▶ YOUR INSTRUCTIONS:
In the copy, include every record below exactly as it appears, but no pictures.

▶ Website and app data records:
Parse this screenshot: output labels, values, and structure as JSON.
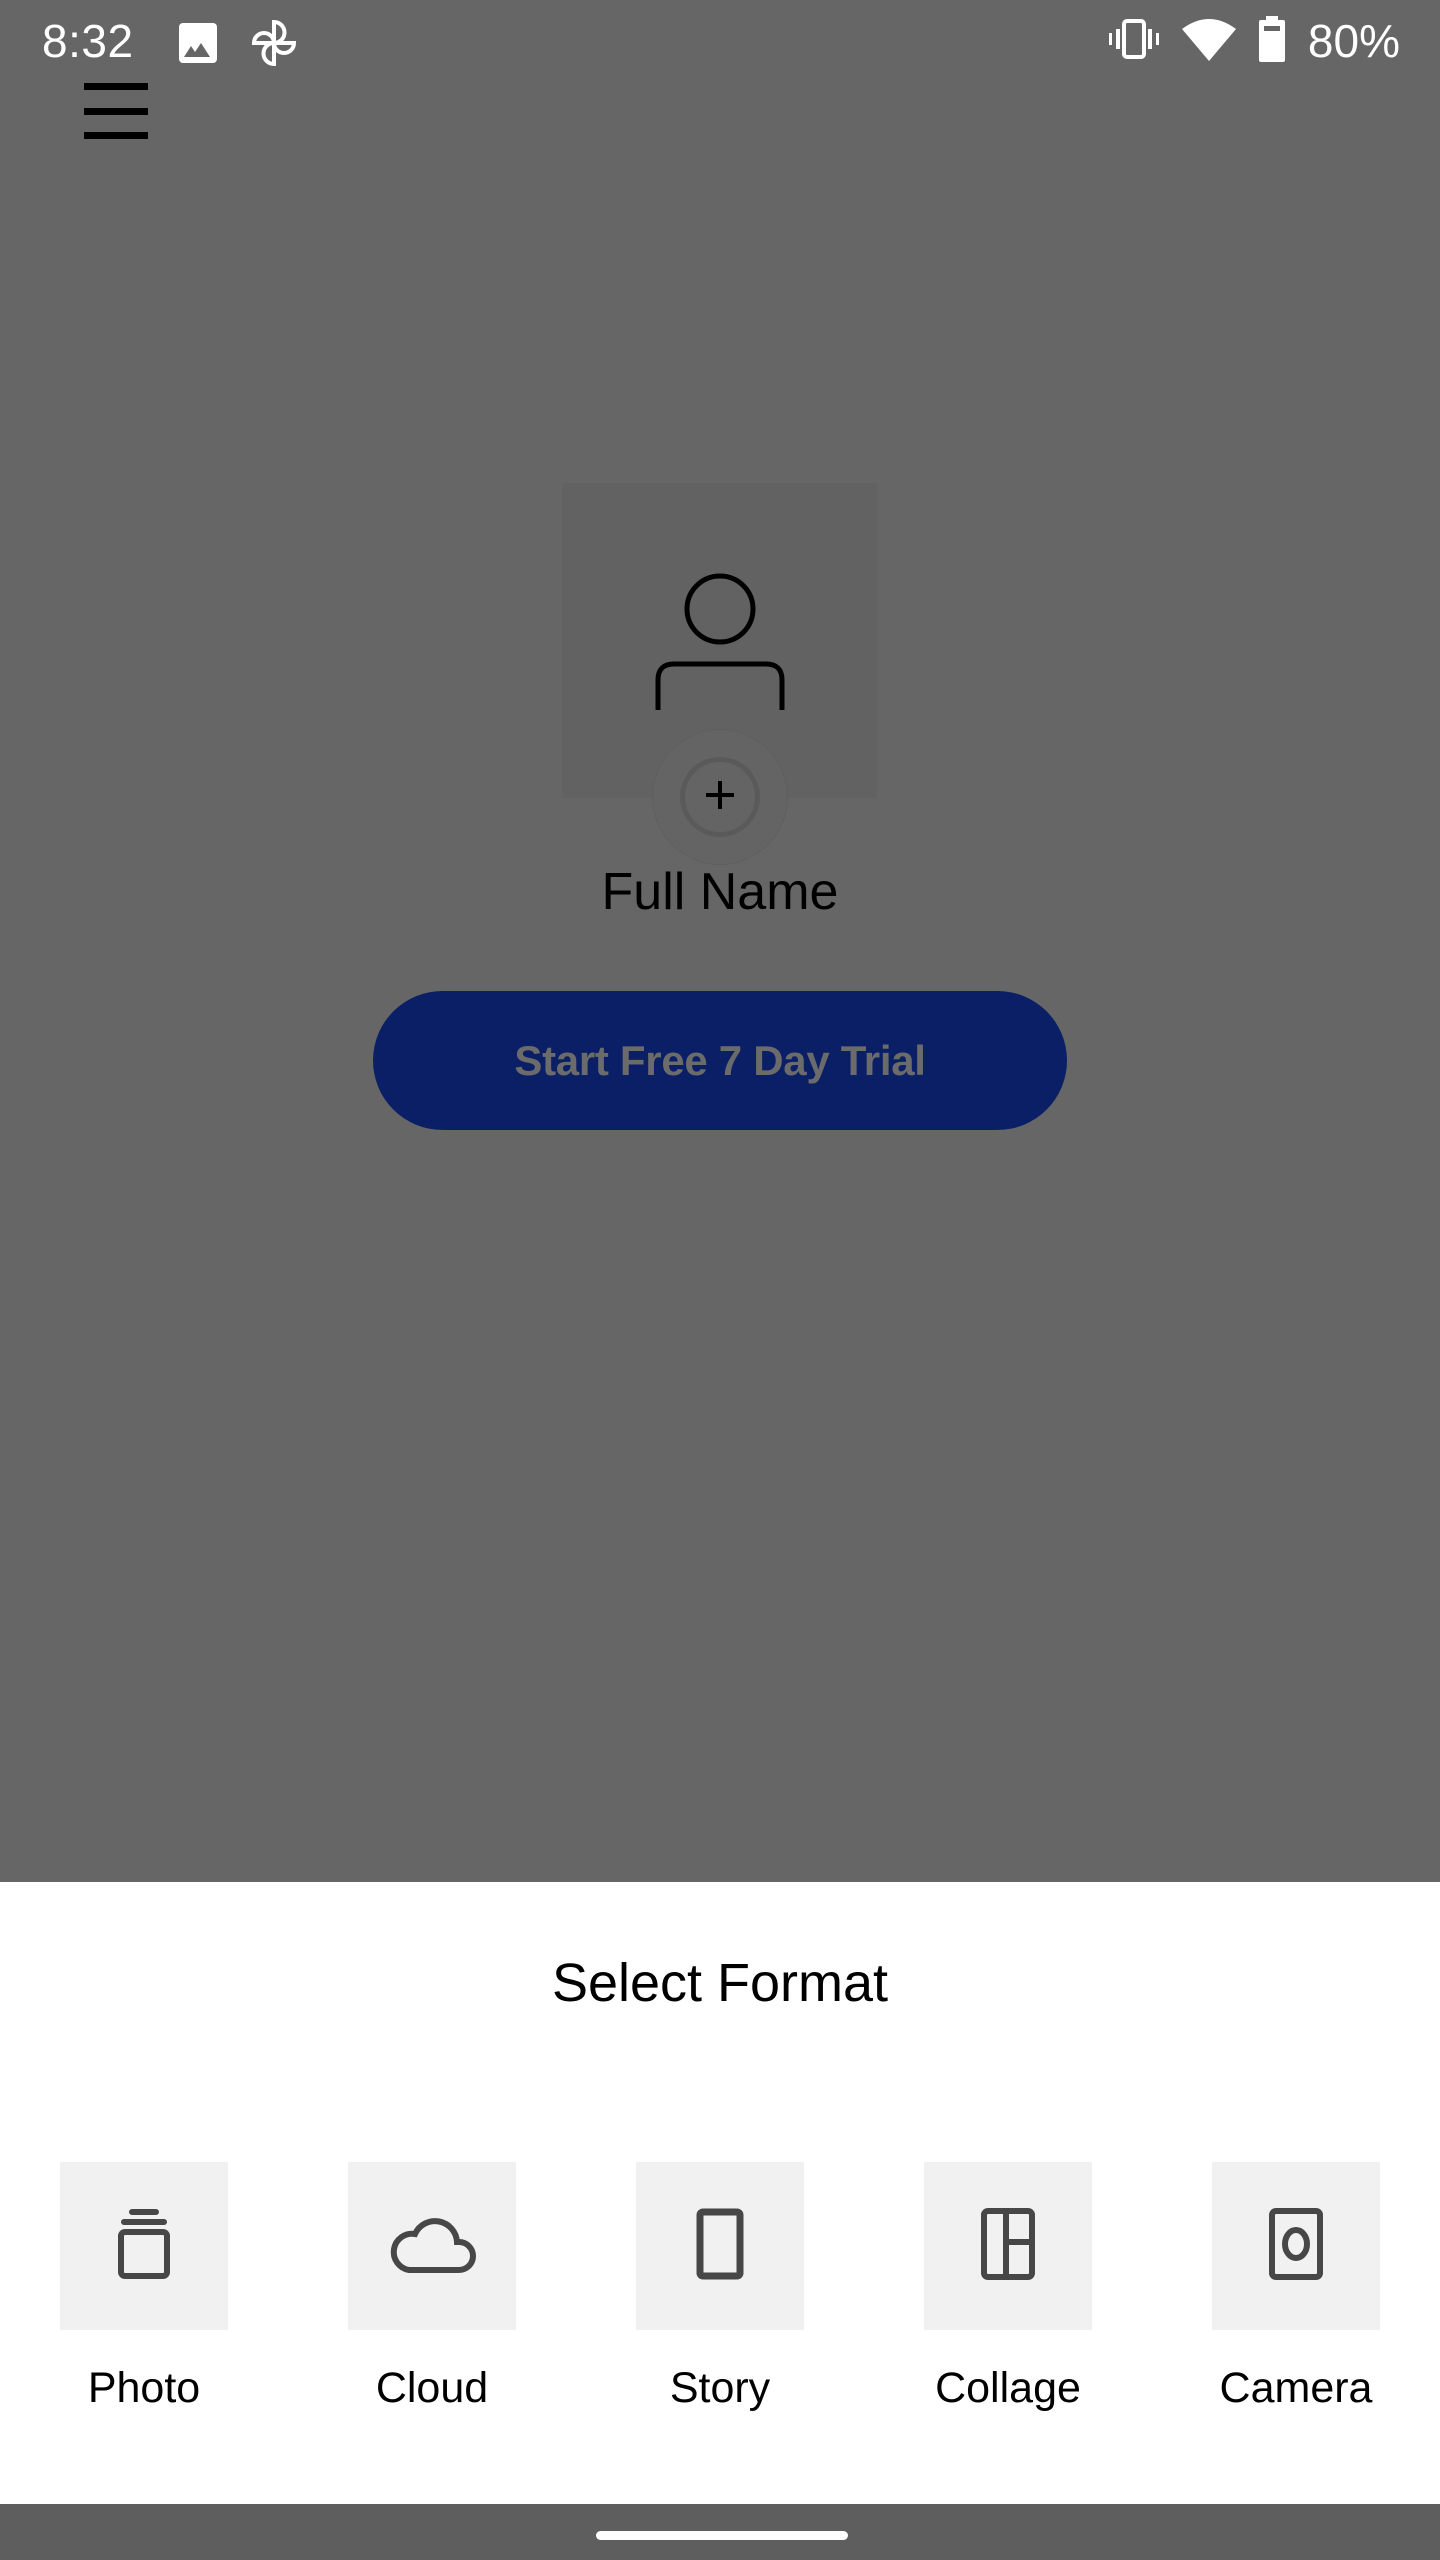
{
  "status_bar": {
    "time": "8:32",
    "left_icons": [
      "image-icon",
      "pinwheel-icon"
    ],
    "right_icons": [
      "vibrate-icon",
      "wifi-icon",
      "battery-icon"
    ],
    "battery_percent": "80%"
  },
  "header": {
    "menu_icon": "hamburger-menu-icon"
  },
  "profile": {
    "avatar_icon": "user-icon",
    "add_photo_icon": "plus-icon",
    "name": "Full Name"
  },
  "cta": {
    "label": "Start Free 7 Day Trial",
    "color": "#0a1f66"
  },
  "sheet": {
    "title": "Select Format",
    "options": [
      {
        "label": "Photo",
        "icon": "photo-stack-icon"
      },
      {
        "label": "Cloud",
        "icon": "cloud-icon"
      },
      {
        "label": "Story",
        "icon": "story-icon"
      },
      {
        "label": "Collage",
        "icon": "collage-icon"
      },
      {
        "label": "Camera",
        "icon": "camera-icon"
      }
    ]
  },
  "colors": {
    "scrim": "#666666",
    "tile_bg": "#f1f1f1",
    "tile_icon": "#474747"
  }
}
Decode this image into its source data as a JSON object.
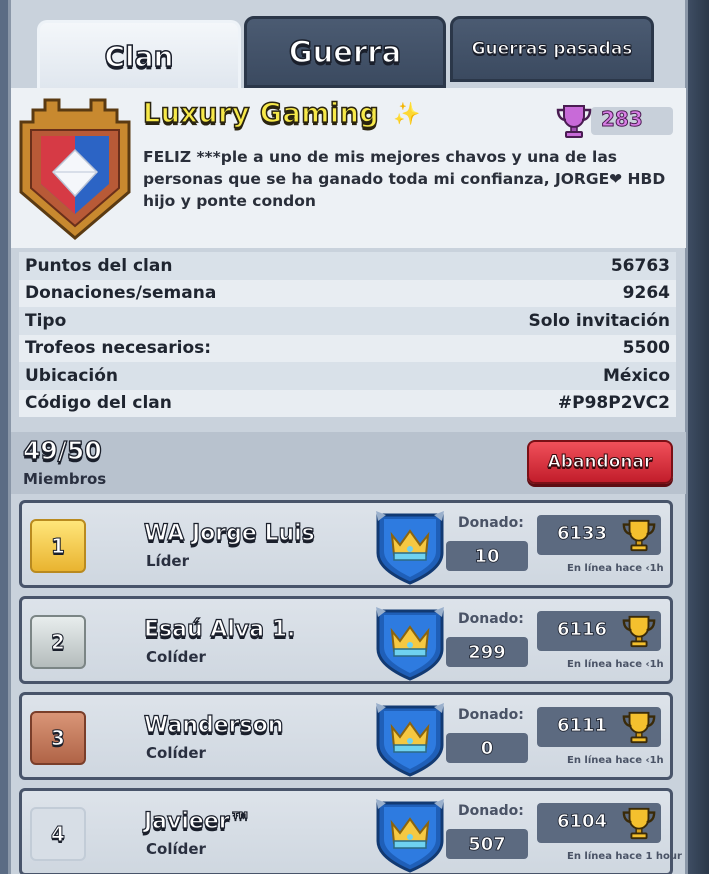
{
  "tabs": {
    "clan": "Clan",
    "war": "Guerra",
    "past_wars": "Guerras pasadas"
  },
  "clan": {
    "name": "Luxury Gaming",
    "trophies": "283",
    "description": "FELIZ ***ple a uno de mis mejores chavos y una de las personas que se ha ganado toda mi confianza, JORGE❤ HBD hijo y ponte condon"
  },
  "stats": [
    {
      "label": "Puntos del clan",
      "value": "56763"
    },
    {
      "label": "Donaciones/semana",
      "value": "9264"
    },
    {
      "label": "Tipo",
      "value": "Solo invitación"
    },
    {
      "label": "Trofeos necesarios:",
      "value": "5500"
    },
    {
      "label": "Ubicación",
      "value": "México"
    },
    {
      "label": "Código del clan",
      "value": "#P98P2VC2"
    }
  ],
  "members_header": {
    "count": "49/50",
    "label": "Miembros",
    "leave_button": "Abandonar"
  },
  "members": [
    {
      "rank": "1",
      "name": "WA Jorge Luis",
      "role": "Líder",
      "donated_label": "Donado:",
      "donated": "10",
      "trophies": "6133",
      "online": "En línea hace ‹1h"
    },
    {
      "rank": "2",
      "name": "Esaú Alva 1.",
      "role": "Colíder",
      "donated_label": "Donado:",
      "donated": "299",
      "trophies": "6116",
      "online": "En línea hace ‹1h"
    },
    {
      "rank": "3",
      "name": "Wanderson",
      "role": "Colíder",
      "donated_label": "Donado:",
      "donated": "0",
      "trophies": "6111",
      "online": "En línea hace ‹1h"
    },
    {
      "rank": "4",
      "name": "Javieer™",
      "role": "Colíder",
      "donated_label": "Donado:",
      "donated": "507",
      "trophies": "6104",
      "online": "En línea hace 1 hour"
    }
  ],
  "colors": {
    "leave_button": "#d9303b",
    "clan_name": "#f7e94a",
    "trophy_purple": "#c86ad8"
  }
}
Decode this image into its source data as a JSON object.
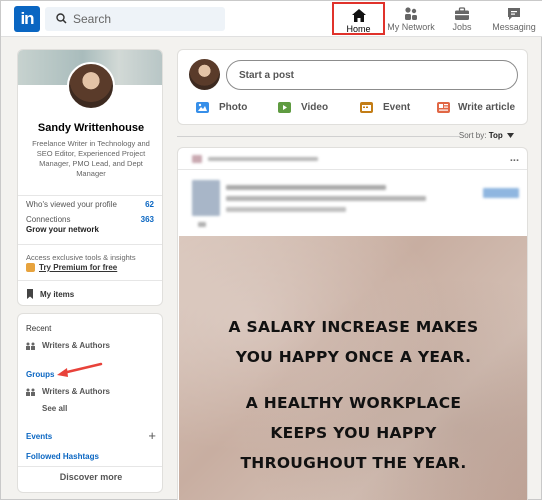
{
  "nav": {
    "logo": "in",
    "search_placeholder": "Search",
    "items": [
      {
        "label": "Home",
        "icon": "home-icon",
        "active": true
      },
      {
        "label": "My Network",
        "icon": "network-icon"
      },
      {
        "label": "Jobs",
        "icon": "briefcase-icon"
      },
      {
        "label": "Messaging",
        "icon": "messaging-icon"
      }
    ]
  },
  "profile": {
    "name": "Sandy Writtenhouse",
    "headline": "Freelance Writer in Technology and SEO Editor, Experienced Project Manager, PMO Lead, and Dept Manager",
    "viewed_label": "Who's viewed your profile",
    "viewed_count": "62",
    "connections_label": "Connections",
    "connections_count": "363",
    "grow_label": "Grow your network",
    "access_text": "Access exclusive tools & insights",
    "premium_label": "Try Premium for free",
    "my_items": "My items"
  },
  "left_nav": {
    "recent_label": "Recent",
    "recent_item": "Writers & Authors",
    "groups_label": "Groups",
    "groups_item": "Writers & Authors",
    "see_all": "See all",
    "events_label": "Events",
    "hashtags_label": "Followed Hashtags",
    "discover_label": "Discover more",
    "add_symbol": "+"
  },
  "share_box": {
    "start_post": "Start a post",
    "actions": [
      {
        "label": "Photo",
        "icon": "photo-icon",
        "color": "#378fe9"
      },
      {
        "label": "Video",
        "icon": "video-icon",
        "color": "#5f9b41"
      },
      {
        "label": "Event",
        "icon": "event-icon",
        "color": "#c37d16"
      },
      {
        "label": "Write article",
        "icon": "article-icon",
        "color": "#e16745"
      }
    ]
  },
  "feed": {
    "sort_label": "Sort by:",
    "sort_value": "Top",
    "post_lines": [
      "A SALARY INCREASE MAKES",
      "YOU HAPPY ONCE A YEAR.",
      "",
      "A HEALTHY WORKPLACE",
      "KEEPS YOU HAPPY",
      "THROUGHOUT THE YEAR."
    ],
    "more": "..."
  },
  "colors": {
    "brand": "#0a66c2",
    "highlight": "#e0322b",
    "background": "#f3f2ef"
  }
}
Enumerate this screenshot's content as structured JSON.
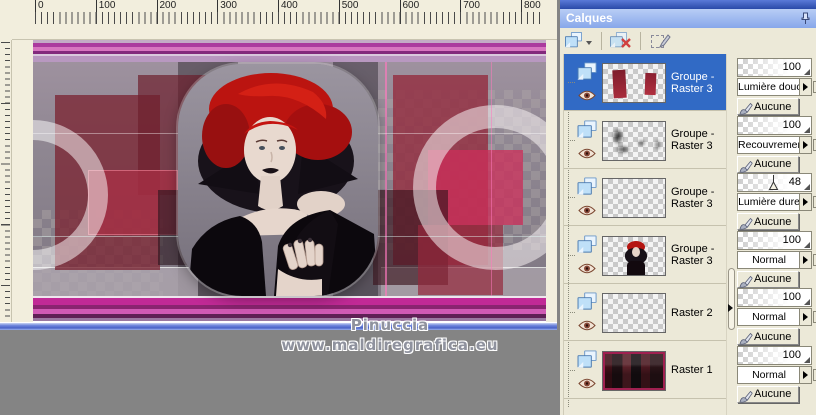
{
  "palette": {
    "title": "Calques",
    "toolbar": [
      {
        "name": "new-layer-button"
      },
      {
        "name": "delete-layer-button"
      },
      {
        "name": "edit-selection-button"
      }
    ]
  },
  "ruler": {
    "h_labels": [
      "0",
      "100",
      "200",
      "300",
      "400",
      "500",
      "600",
      "700",
      "800"
    ]
  },
  "layers": [
    {
      "name": "Groupe - Raster 3",
      "opacity": "100",
      "blend_mode": "Lumière douce",
      "link": "Aucune",
      "selected": true,
      "thumb": "red-bars"
    },
    {
      "name": "Groupe - Raster 3",
      "opacity": "100",
      "blend_mode": "Recouvrement",
      "link": "Aucune",
      "selected": false,
      "thumb": "black-smudges"
    },
    {
      "name": "Groupe - Raster 3",
      "opacity": "48",
      "blend_mode": "Lumière dure",
      "link": "Aucune",
      "selected": false,
      "thumb": "empty"
    },
    {
      "name": "Groupe - Raster 3",
      "opacity": "100",
      "blend_mode": "Normal",
      "link": "Aucune",
      "selected": false,
      "thumb": "portrait"
    },
    {
      "name": "Raster 2",
      "opacity": "100",
      "blend_mode": "Normal",
      "link": "Aucune",
      "selected": false,
      "thumb": "empty"
    },
    {
      "name": "Raster 1",
      "opacity": "100",
      "blend_mode": "Normal",
      "link": "Aucune",
      "selected": false,
      "thumb": "dark-abstract"
    }
  ],
  "watermark": {
    "line1": "Pinuccia",
    "line2": "www.maldiregrafica.eu"
  },
  "colors": {
    "selection_blue": "#316ac5",
    "panel_bg": "#ece9d8",
    "titlebar_blue": "#87a7ea",
    "workspace_gray": "#848484",
    "canvas_magenta": "#c12a96",
    "canvas_dark_red": "#7c2836",
    "window_border_blue": "#4a63c8"
  }
}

▶ REPLY TO THE EXERCISE:
Parse this screenshot: output labels, values, and structure as JSON.
{
  "status_bar": {
    "time": "8:32",
    "left_icons": [
      "image-icon",
      "pinwheel-icon"
    ],
    "right_icons": [
      "vibrate-icon",
      "wifi-icon",
      "battery-icon"
    ],
    "battery_percent": "80%"
  },
  "header": {
    "menu_icon": "hamburger-menu-icon"
  },
  "profile": {
    "avatar_icon": "user-icon",
    "add_photo_icon": "plus-icon",
    "name": "Full Name"
  },
  "cta": {
    "label": "Start Free 7 Day Trial",
    "color": "#0a1f66"
  },
  "sheet": {
    "title": "Select Format",
    "options": [
      {
        "label": "Photo",
        "icon": "photo-stack-icon"
      },
      {
        "label": "Cloud",
        "icon": "cloud-icon"
      },
      {
        "label": "Story",
        "icon": "story-icon"
      },
      {
        "label": "Collage",
        "icon": "collage-icon"
      },
      {
        "label": "Camera",
        "icon": "camera-icon"
      }
    ]
  },
  "colors": {
    "scrim": "#666666",
    "tile_bg": "#f1f1f1",
    "tile_icon": "#474747"
  }
}
Decode this image into its source data as a JSON object.
{
  "tabs": {
    "clan": "Clan",
    "war": "Guerra",
    "past_wars": "Guerras pasadas"
  },
  "clan": {
    "name": "Luxury Gaming",
    "trophies": "283",
    "description": "FELIZ ***ple a uno de mis mejores chavos y una de las personas que se ha ganado toda mi confianza, JORGE❤ HBD hijo y ponte condon"
  },
  "stats": [
    {
      "label": "Puntos del clan",
      "value": "56763"
    },
    {
      "label": "Donaciones/semana",
      "value": "9264"
    },
    {
      "label": "Tipo",
      "value": "Solo invitación"
    },
    {
      "label": "Trofeos necesarios:",
      "value": "5500"
    },
    {
      "label": "Ubicación",
      "value": "México"
    },
    {
      "label": "Código del clan",
      "value": "#P98P2VC2"
    }
  ],
  "members_header": {
    "count": "49/50",
    "label": "Miembros",
    "leave_button": "Abandonar"
  },
  "members": [
    {
      "rank": "1",
      "name": "WA Jorge Luis",
      "role": "Líder",
      "donated_label": "Donado:",
      "donated": "10",
      "trophies": "6133",
      "online": "En línea hace ‹1h"
    },
    {
      "rank": "2",
      "name": "Esaú Alva 1.",
      "role": "Colíder",
      "donated_label": "Donado:",
      "donated": "299",
      "trophies": "6116",
      "online": "En línea hace ‹1h"
    },
    {
      "rank": "3",
      "name": "Wanderson",
      "role": "Colíder",
      "donated_label": "Donado:",
      "donated": "0",
      "trophies": "6111",
      "online": "En línea hace ‹1h"
    },
    {
      "rank": "4",
      "name": "Javieer™",
      "role": "Colíder",
      "donated_label": "Donado:",
      "donated": "507",
      "trophies": "6104",
      "online": "En línea hace 1 hour"
    }
  ],
  "colors": {
    "leave_button": "#d9303b",
    "clan_name": "#f7e94a",
    "trophy_purple": "#c86ad8"
  }
}
Decode this image into its source data as a JSON object.
{
  "nav": {
    "logo": "in",
    "search_placeholder": "Search",
    "items": [
      {
        "label": "Home",
        "icon": "home-icon",
        "active": true
      },
      {
        "label": "My Network",
        "icon": "network-icon"
      },
      {
        "label": "Jobs",
        "icon": "briefcase-icon"
      },
      {
        "label": "Messaging",
        "icon": "messaging-icon"
      }
    ]
  },
  "profile": {
    "name": "Sandy Writtenhouse",
    "headline": "Freelance Writer in Technology and SEO Editor, Experienced Project Manager, PMO Lead, and Dept Manager",
    "viewed_label": "Who's viewed your profile",
    "viewed_count": "62",
    "connections_label": "Connections",
    "connections_count": "363",
    "grow_label": "Grow your network",
    "access_text": "Access exclusive tools & insights",
    "premium_label": "Try Premium for free",
    "my_items": "My items"
  },
  "left_nav": {
    "recent_label": "Recent",
    "recent_item": "Writers & Authors",
    "groups_label": "Groups",
    "groups_item": "Writers & Authors",
    "see_all": "See all",
    "events_label": "Events",
    "hashtags_label": "Followed Hashtags",
    "discover_label": "Discover more",
    "add_symbol": "+"
  },
  "share_box": {
    "start_post": "Start a post",
    "actions": [
      {
        "label": "Photo",
        "icon": "photo-icon",
        "color": "#378fe9"
      },
      {
        "label": "Video",
        "icon": "video-icon",
        "color": "#5f9b41"
      },
      {
        "label": "Event",
        "icon": "event-icon",
        "color": "#c37d16"
      },
      {
        "label": "Write article",
        "icon": "article-icon",
        "color": "#e16745"
      }
    ]
  },
  "feed": {
    "sort_label": "Sort by:",
    "sort_value": "Top",
    "post_lines": [
      "A SALARY INCREASE MAKES",
      "YOU HAPPY ONCE A YEAR.",
      "",
      "A HEALTHY WORKPLACE",
      "KEEPS YOU HAPPY",
      "THROUGHOUT THE YEAR."
    ],
    "more": "..."
  },
  "colors": {
    "brand": "#0a66c2",
    "highlight": "#e0322b",
    "background": "#f3f2ef"
  }
}
Enumerate this screenshot's content as structured JSON.
{
  "palette": {
    "title": "Calques",
    "toolbar": [
      {
        "name": "new-layer-button"
      },
      {
        "name": "delete-layer-button"
      },
      {
        "name": "edit-selection-button"
      }
    ]
  },
  "ruler": {
    "h_labels": [
      "0",
      "100",
      "200",
      "300",
      "400",
      "500",
      "600",
      "700",
      "800"
    ]
  },
  "layers": [
    {
      "name": "Groupe - Raster 3",
      "opacity": "100",
      "blend_mode": "Lumière douce",
      "link": "Aucune",
      "selected": true,
      "thumb": "red-bars"
    },
    {
      "name": "Groupe - Raster 3",
      "opacity": "100",
      "blend_mode": "Recouvrement",
      "link": "Aucune",
      "selected": false,
      "thumb": "black-smudges"
    },
    {
      "name": "Groupe - Raster 3",
      "opacity": "48",
      "blend_mode": "Lumière dure",
      "link": "Aucune",
      "selected": false,
      "thumb": "empty"
    },
    {
      "name": "Groupe - Raster 3",
      "opacity": "100",
      "blend_mode": "Normal",
      "link": "Aucune",
      "selected": false,
      "thumb": "portrait"
    },
    {
      "name": "Raster 2",
      "opacity": "100",
      "blend_mode": "Normal",
      "link": "Aucune",
      "selected": false,
      "thumb": "empty"
    },
    {
      "name": "Raster 1",
      "opacity": "100",
      "blend_mode": "Normal",
      "link": "Aucune",
      "selected": false,
      "thumb": "dark-abstract"
    }
  ],
  "watermark": {
    "line1": "Pinuccia",
    "line2": "www.maldiregrafica.eu"
  },
  "colors": {
    "selection_blue": "#316ac5",
    "panel_bg": "#ece9d8",
    "titlebar_blue": "#87a7ea",
    "workspace_gray": "#848484",
    "canvas_magenta": "#c12a96",
    "canvas_dark_red": "#7c2836",
    "window_border_blue": "#4a63c8"
  }
}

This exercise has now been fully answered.